Agnes Von Kenn reminds us that is hasn’t gone away
Even after decades of protest and progress, sexism is still alive and well in Ireland today. Many believe that women are not properly represented in Irish politics and a survey published in 2012 reports that 75% of Irish women feel they have been discriminated against in the workplace because of their gender at some point.
But one of the biggest cases of sexism in our country is often overlooked, even though it affects approximately 3,000 women living in Ireland today. It is the horrendous issue of FGM.
FGM (Female Genital Mutilation) is defined as the partial or total removal of the external female genitalia, or any practice which deliberately alters or injures the female genital organs for non-medical purposes. Usually, the practice is extremely unhygienic as well as unimaginably painful. It has been known to be carried out with razor blades, roasting hot stones or even broken glass. Pretty gruesome, huh?
Don’t worry, I won’t go into any more detail than that. The purpose of this article is not to make you lose your lunch.
So why does such a heinous thing happen to 8,000 girls and women worldwide EVERY DAY? Mostly, it’s for the preservation of virginity until marriage. After it’s done, sexual intercourse becomes so unbearably painful for the woman that it’s almost a full guarantee she won’t have sex before marrying her future husband.
This means that FGM is a reflection of the deep inequality between the sexes. It is an extreme form of discrimination against women.
FGM is known to happen in areas of Africa, the Middle East and parts of Asia. Central and South American ethnic groups are also known to practice it. While there is no evidence of FGM happening on our own shores, plenty of women living in Ireland had it done to them before residing here. And there is some proof to suggest that many parents undergo pressure from families back home to fly their daughters to their countries of origin for the purpose of FGM.
But even with so many women in this country living with it, Ireland does not properly train medical professionals, protection workers or the Gardaí about it. So oftentimes, these women must deal with the painful and upsetting repercussions of FGM completely on their own. This can include infections, indescribable discomfort, problems going to the bathroom, complicated childbirth and agonising menstruation.
It’s interesting to note that FGM has nothing to do with religion. Although it’s carried out in Christian, Jewish and Muslim communities, none of the sacred texts of any religion prescribe it. For this reason, many believe it is realistic to think that it can be stopped.

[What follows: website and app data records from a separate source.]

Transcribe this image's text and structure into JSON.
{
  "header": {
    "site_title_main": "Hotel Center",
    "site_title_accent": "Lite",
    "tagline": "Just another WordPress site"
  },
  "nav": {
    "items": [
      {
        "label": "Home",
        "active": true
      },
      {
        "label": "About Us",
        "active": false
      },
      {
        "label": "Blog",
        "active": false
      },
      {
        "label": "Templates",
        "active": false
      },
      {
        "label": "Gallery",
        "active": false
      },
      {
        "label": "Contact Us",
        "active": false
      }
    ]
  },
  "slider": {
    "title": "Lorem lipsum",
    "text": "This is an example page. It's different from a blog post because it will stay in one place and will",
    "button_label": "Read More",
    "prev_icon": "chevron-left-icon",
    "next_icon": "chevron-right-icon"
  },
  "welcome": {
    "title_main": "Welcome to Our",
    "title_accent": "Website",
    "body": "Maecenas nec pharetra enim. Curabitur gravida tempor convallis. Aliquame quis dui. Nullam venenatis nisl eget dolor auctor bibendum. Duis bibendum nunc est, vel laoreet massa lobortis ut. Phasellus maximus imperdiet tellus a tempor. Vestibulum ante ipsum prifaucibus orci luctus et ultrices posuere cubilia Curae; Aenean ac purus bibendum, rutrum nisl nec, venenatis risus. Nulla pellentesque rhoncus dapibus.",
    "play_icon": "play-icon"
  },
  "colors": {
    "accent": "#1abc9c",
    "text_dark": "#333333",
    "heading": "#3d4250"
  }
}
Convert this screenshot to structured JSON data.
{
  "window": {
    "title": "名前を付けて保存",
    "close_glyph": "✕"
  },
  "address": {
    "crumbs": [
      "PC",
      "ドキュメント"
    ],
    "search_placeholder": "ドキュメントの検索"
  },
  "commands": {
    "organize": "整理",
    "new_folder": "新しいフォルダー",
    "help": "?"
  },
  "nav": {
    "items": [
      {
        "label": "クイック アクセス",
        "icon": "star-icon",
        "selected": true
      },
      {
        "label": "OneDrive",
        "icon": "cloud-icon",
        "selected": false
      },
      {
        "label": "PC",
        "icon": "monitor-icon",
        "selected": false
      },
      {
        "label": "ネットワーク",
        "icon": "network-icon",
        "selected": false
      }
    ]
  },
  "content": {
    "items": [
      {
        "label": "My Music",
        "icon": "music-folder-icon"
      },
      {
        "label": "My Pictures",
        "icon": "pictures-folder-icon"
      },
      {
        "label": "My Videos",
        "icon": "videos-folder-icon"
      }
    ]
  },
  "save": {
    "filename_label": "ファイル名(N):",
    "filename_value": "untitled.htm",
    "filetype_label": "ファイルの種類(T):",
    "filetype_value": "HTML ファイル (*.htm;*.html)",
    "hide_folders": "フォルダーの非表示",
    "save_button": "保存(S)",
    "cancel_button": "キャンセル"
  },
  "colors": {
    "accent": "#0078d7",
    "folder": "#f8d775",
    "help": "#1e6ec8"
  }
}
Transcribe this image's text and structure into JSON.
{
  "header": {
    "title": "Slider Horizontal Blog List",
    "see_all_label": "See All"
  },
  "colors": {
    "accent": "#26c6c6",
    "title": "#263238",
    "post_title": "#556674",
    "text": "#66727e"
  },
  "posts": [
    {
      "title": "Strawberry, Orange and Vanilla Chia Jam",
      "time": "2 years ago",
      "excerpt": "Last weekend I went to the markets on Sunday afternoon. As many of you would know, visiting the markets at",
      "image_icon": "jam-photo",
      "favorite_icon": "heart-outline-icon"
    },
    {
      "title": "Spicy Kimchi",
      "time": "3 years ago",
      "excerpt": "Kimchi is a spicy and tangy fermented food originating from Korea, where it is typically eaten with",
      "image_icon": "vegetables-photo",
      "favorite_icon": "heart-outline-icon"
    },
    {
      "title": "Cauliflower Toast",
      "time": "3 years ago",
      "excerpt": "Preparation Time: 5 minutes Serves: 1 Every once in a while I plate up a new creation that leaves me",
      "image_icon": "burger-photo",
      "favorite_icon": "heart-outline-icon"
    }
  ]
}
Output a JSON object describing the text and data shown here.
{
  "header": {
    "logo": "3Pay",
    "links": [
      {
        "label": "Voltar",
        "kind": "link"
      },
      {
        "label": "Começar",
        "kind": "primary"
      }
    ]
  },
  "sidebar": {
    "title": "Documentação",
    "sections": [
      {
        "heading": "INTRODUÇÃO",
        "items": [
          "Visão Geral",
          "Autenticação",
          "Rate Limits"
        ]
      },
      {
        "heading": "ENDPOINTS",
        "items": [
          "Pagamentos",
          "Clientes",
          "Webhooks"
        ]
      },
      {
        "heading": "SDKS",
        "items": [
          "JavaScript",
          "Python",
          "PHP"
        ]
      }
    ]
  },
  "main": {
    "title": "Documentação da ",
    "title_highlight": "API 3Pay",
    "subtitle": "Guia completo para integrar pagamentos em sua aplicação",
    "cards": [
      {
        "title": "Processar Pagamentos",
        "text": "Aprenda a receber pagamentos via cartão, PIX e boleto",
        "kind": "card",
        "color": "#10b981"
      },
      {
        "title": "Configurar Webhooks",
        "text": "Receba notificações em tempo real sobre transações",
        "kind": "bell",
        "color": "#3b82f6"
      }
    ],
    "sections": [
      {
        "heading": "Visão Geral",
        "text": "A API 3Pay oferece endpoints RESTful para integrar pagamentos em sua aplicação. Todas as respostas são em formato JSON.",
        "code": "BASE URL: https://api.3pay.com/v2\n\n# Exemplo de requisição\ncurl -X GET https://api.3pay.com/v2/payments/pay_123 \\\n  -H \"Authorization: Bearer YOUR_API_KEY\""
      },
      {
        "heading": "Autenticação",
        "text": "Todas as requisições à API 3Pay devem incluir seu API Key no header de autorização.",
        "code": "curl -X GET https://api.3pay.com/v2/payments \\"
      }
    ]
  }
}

FGM is one of the campaigns Amnesty International Ireland is working on at the minute. After years of their campaigning, the Irish Government quite recently introduced a comprehensive bill for anti-FGM laws in Europe. As of March 2012, the Oireachtas has signed this law into being, making it illegal to take a girl out of this country for the purpose of FGM.
Amnesty International Ireland is now campaigning for medical professionals in Ireland to be fully trained to help deal with the effects of FGM. They are also looking to work with different FGM-practicing communities across the globe towards the complete abandonment of the practice.
So yes, discrimination is still showing signs of life in Ireland today. And maybe now it’s time for the women of Ireland to unite and fight against this brutal and sexist human rights violation.